How Can I Empty Their House Quickly?
There are ways to empty your house out quickly. Estate sale specialists are essentially home liquidators who help a homeowner with this process. The estate sale people go through things and determine what should be sold and what is likely not going to go.
Ordering a dumpster is a way to empty your house out quickly if that is your goal. Just note that if you plan to rent a dumpster, your parents might find that difficult to watch.
If you have items you might want to keep or sell but don’t have time to deal with now, you can get a moving pod and put them in storage for a time. Carting away mass quantities of things to be sorted out later only delays the pain and aggravation, so this tactic is not recommended. Storage space can easily be $100 a month for a small unit.
Helping Your Parents Feel Good About Parting With Their Stuff
Some situations make it easier for your parents to feel good about parting with their possessions than others. If they are moving to a senior living facility that they are very excited about, they might be happy to downsize and enter the new state of their life with fewer things. However, if they are being forced to a move they are not ready for, it can be more challenging.
If your parents have a voice in what is happening, they will probably take it easier. Also, treating their things like they have value is important. Helping them to set up a yard sale where they get to assist in setting prices, or sitting down with mom and dad with the consignment store personnel can ease the struggle.
Telling your parents that their items will be donated to help a young couple just starting out can also ease the pain of seeing things go.
Cleaning Out Elderly Parents’ House After Their Death
When you have to clean out your elderly parents’ house after they have passed, you will likely experience a whirlwind of emotions. Don’t let this take you off guard. Plan for physical labor as you dig into things. Try to get close friends and family to help you straigten up the home before you even start sorting through things.
Invite loved ones to come and look through things prior to selling anything because you don’t want to sell something sentimental a family member wants. However, if some items have a particularly high value, decide ahead of time how to deal with that scenario.
Getting Siblings Involved In Decluttering
It is important that cleaning things out is a family affair and not done by just one or two people. This is true for multiple reasons. First, no one member of the family should do it all alone because that is a big physical and emotional burden to bear.
Second, you don’t want to risk that there are hard feelings over decisions being made. It is best that these tough decisions be made as a group.
Also, cleaning through years of memories is hard. You will need clear parameters on what should remain in the stay pile and what needs to go. Otherwise, you will end up with a storage shed filled with mom and dad’s stuff for years to come.
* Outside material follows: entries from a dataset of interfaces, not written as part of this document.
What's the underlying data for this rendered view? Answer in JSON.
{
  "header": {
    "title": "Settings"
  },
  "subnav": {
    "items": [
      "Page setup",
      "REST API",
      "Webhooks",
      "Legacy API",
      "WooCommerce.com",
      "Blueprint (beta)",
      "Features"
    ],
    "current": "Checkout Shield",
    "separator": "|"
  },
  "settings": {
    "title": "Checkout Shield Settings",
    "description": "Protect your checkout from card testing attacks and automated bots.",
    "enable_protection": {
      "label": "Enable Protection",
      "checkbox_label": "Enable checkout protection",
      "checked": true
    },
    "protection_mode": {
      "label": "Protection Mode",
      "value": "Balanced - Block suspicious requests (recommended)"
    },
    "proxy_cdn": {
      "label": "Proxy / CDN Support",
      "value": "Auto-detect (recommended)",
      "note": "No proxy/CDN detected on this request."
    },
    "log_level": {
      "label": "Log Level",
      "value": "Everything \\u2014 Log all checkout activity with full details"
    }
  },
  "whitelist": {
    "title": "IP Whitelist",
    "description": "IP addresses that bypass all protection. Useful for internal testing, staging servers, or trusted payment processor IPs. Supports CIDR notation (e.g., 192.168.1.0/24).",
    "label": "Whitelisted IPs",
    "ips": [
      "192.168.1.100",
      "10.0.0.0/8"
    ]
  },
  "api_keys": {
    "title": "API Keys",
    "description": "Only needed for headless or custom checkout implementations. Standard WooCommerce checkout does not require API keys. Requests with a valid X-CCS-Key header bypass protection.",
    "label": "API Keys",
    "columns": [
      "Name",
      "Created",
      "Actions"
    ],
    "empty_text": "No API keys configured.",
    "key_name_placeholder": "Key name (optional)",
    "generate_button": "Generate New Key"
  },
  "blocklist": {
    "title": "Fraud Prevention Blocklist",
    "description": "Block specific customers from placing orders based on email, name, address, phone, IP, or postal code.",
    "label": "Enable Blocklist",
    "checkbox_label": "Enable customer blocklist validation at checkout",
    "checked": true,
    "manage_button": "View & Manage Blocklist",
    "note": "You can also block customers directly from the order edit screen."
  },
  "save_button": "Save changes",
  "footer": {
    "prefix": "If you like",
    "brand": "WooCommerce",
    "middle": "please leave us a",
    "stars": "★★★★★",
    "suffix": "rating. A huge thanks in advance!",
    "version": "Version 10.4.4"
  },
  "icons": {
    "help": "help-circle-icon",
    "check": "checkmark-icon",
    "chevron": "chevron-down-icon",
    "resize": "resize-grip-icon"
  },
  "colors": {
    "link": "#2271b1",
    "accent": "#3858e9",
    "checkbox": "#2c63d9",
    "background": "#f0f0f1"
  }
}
Lastly, there are many documents you will need to be looking for, and let’s face it, many hands make work light. Keep an eye out for any pieces of paperwork you will need to settle your parents’ estate.